It paled a bit beside the world youth jamboree, but the thrilling news was that Labor's elder statesmen have entered the fray. Graham "Whatever-it-takes" Richardson has reportedly joined the anti-Iemma forces. Barrie Unsworth is rounding up such giants of the past as John McBean and Michael Easson to support the Premier. This is not politics. It's Jurassic Park.

PLEASE understand that nothing in this column is intended, in any way, to give offence to the editors of The Australian. Cross my heart and hope to die.

Writing for the Herald, you become accustomed to the Oz offering helpful advice on how we could do it so much better. Barely a day goes by without an improving homily from Holt Street. As everyone knows, at News Ltd they are the custodians of all that is pure and good in journalism, and those of us who have so fallen from grace that we can grub a living only at Fairfax or the ABC acknowledge this with humble respect.

Last Saturday The Australian surpassed itself. An editorial reproving us for our coverage of World Youth Day scaled Old Testament heights of fury. The gist of it seemed to be that if a priest shoves a hand down your Speedos you have only yourself to blame for going swimming with him in the first place. It was quite a puzzle. And it went on like that all week. I can only think that Rupert Murdoch must be making a takeover bid for the Vatican.

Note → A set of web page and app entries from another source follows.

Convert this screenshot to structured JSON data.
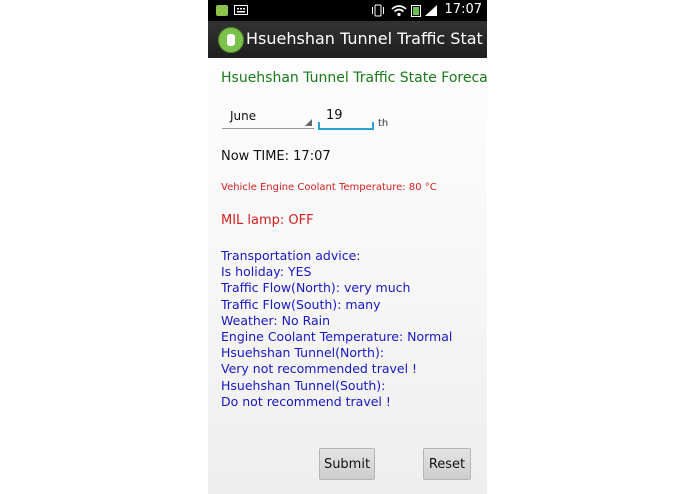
{
  "status_bar": {
    "time": "17:07",
    "icons": [
      "app-notification-icon",
      "keyboard-icon",
      "vibrate-icon",
      "wifi-icon",
      "battery-icon",
      "signal-icon"
    ]
  },
  "action_bar": {
    "title": "Hsuehshan Tunnel Traffic Status For..."
  },
  "form": {
    "heading": "Hsuehshan Tunnel Traffic State Forecast",
    "month": "June",
    "day": "19",
    "day_suffix": "th"
  },
  "info": {
    "now_time": "Now TIME: 17:07",
    "coolant": "Vehicle Engine Coolant Temperature: 80 °C",
    "mil": "MIL lamp: OFF"
  },
  "advice": {
    "title": "Transportation advice:",
    "lines": [
      "Is holiday: YES",
      "Traffic Flow(North): very much",
      "Traffic Flow(South): many",
      "Weather: No Rain",
      "Engine Coolant Temperature: Normal",
      "Hsuehshan Tunnel(North):",
      "Very not recommended travel !",
      "Hsuehshan Tunnel(South):",
      "Do not recommend travel !"
    ]
  },
  "buttons": {
    "submit": "Submit",
    "reset": "Reset"
  },
  "colors": {
    "heading": "#1a7a1a",
    "warning": "#d42020",
    "advice": "#1818c0",
    "accent": "#2aa0d8"
  }
}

Any original material on these pages is copyright © 2004. Reproduce freely with attribution.